### Task to carry out
Comb the records below for the string "icon" and copy each line where it turns up.

### Recorded information
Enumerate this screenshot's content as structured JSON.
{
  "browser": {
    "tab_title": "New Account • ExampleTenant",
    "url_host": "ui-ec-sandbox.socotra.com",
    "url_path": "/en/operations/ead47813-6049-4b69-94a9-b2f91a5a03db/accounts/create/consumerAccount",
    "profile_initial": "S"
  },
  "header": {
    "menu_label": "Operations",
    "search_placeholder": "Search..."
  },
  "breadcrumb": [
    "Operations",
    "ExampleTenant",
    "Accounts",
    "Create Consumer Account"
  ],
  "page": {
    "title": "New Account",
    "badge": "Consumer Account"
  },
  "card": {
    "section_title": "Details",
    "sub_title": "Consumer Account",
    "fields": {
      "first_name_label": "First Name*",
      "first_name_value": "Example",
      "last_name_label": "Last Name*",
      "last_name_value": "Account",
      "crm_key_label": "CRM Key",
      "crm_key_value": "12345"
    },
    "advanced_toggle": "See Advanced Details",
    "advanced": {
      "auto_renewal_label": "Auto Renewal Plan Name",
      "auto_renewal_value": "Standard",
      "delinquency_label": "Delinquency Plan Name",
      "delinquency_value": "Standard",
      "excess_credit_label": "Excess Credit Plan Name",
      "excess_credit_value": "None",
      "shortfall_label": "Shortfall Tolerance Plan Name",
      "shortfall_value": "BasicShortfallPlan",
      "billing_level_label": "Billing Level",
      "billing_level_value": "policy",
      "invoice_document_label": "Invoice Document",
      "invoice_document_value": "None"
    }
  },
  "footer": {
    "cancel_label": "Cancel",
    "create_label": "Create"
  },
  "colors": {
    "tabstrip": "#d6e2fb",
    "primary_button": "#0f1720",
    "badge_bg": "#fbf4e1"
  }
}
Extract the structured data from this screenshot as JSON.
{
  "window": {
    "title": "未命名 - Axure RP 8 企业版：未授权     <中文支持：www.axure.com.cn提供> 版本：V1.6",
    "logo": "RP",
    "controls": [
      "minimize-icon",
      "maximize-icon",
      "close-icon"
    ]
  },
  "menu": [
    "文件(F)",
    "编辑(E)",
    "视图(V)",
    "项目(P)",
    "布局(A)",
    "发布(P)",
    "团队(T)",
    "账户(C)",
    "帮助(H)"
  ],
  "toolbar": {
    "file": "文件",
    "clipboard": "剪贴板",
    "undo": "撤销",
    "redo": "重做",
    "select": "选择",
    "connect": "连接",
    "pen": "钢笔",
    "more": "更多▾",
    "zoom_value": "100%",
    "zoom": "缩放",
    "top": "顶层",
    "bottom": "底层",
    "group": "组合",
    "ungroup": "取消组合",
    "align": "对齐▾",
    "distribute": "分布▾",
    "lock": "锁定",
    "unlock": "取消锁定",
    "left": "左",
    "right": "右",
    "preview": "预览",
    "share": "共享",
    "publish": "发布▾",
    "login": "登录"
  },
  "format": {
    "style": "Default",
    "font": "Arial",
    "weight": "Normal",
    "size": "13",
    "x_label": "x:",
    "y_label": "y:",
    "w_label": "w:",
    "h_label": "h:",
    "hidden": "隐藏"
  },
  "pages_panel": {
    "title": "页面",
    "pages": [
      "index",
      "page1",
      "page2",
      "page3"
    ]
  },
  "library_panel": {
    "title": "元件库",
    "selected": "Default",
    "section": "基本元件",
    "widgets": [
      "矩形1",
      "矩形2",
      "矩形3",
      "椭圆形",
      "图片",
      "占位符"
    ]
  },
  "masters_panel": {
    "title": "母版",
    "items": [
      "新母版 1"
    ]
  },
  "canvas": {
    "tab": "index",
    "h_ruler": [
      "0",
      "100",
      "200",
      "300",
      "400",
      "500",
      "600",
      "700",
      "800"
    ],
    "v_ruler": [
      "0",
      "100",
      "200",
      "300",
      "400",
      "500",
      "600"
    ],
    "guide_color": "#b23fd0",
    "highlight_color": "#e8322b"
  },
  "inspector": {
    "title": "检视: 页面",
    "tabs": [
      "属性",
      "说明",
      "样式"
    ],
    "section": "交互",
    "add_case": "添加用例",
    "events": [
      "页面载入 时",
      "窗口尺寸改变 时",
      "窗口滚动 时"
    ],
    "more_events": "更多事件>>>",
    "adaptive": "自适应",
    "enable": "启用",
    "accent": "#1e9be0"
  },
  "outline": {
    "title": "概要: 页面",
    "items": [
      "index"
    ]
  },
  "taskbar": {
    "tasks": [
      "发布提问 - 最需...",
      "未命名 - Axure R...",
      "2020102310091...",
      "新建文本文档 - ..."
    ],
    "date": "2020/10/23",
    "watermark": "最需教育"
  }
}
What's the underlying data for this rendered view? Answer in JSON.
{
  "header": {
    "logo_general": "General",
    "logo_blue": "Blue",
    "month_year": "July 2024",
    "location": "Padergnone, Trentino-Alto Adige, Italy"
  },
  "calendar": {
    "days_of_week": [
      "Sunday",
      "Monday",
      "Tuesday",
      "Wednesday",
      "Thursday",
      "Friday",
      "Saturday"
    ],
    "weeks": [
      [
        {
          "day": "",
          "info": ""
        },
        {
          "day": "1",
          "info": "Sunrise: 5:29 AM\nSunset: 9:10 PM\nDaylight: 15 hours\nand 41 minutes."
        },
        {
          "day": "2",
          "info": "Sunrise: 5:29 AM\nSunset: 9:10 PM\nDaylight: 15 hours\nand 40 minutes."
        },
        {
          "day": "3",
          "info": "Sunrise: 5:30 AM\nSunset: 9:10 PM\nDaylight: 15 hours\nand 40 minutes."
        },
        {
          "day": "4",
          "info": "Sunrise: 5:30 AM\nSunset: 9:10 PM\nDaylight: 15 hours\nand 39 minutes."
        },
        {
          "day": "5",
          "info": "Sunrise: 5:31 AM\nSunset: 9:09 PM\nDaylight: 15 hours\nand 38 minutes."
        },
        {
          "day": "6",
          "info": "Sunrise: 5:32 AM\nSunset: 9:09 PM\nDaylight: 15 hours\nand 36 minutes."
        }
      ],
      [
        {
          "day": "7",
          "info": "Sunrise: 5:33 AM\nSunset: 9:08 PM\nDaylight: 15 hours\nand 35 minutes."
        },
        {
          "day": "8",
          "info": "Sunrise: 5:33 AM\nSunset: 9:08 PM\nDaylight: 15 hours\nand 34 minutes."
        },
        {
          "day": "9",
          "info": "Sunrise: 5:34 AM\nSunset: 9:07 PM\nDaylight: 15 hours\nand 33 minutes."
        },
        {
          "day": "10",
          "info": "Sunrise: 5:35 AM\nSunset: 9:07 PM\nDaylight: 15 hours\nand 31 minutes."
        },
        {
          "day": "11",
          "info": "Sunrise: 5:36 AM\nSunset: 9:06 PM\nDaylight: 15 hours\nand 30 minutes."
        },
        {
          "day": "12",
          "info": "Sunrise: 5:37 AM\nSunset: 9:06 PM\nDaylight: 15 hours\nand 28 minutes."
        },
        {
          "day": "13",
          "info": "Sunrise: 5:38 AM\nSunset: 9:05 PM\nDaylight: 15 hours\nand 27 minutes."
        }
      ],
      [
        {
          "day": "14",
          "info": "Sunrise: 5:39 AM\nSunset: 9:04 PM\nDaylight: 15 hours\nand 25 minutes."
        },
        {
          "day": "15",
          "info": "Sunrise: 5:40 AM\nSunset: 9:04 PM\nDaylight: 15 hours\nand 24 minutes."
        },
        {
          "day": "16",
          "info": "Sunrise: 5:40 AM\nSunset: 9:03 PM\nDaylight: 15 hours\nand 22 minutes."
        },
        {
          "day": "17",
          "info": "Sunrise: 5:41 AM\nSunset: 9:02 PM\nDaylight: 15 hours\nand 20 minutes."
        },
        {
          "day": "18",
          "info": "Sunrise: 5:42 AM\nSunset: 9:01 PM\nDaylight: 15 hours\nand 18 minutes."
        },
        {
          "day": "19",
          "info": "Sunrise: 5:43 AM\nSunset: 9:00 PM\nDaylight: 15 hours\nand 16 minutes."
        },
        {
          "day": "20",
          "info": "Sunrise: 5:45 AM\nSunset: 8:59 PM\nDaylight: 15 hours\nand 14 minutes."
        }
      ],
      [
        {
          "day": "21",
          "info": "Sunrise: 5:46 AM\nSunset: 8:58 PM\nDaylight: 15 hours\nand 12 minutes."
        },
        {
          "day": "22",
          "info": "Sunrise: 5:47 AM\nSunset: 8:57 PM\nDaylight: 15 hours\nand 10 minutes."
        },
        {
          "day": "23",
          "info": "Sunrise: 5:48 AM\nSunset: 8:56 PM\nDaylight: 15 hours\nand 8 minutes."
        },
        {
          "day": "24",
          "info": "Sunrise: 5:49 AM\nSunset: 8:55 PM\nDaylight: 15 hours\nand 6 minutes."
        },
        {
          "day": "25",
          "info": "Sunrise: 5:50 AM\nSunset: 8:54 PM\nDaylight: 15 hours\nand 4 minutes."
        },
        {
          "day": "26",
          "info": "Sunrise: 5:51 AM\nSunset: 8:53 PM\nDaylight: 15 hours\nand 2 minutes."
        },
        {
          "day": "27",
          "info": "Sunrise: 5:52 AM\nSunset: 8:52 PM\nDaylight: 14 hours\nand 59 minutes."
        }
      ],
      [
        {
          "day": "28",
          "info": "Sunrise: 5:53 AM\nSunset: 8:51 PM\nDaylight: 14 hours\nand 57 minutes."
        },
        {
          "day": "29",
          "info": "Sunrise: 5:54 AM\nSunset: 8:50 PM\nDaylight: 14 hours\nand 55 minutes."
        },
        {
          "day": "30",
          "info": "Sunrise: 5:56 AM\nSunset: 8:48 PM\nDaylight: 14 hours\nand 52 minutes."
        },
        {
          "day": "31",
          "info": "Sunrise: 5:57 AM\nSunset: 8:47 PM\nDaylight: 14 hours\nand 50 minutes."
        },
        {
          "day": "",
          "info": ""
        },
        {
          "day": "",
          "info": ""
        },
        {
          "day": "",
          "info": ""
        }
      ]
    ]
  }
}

### Finished task
      "minimize-icon",
      "maximize-icon",
      "close-icon"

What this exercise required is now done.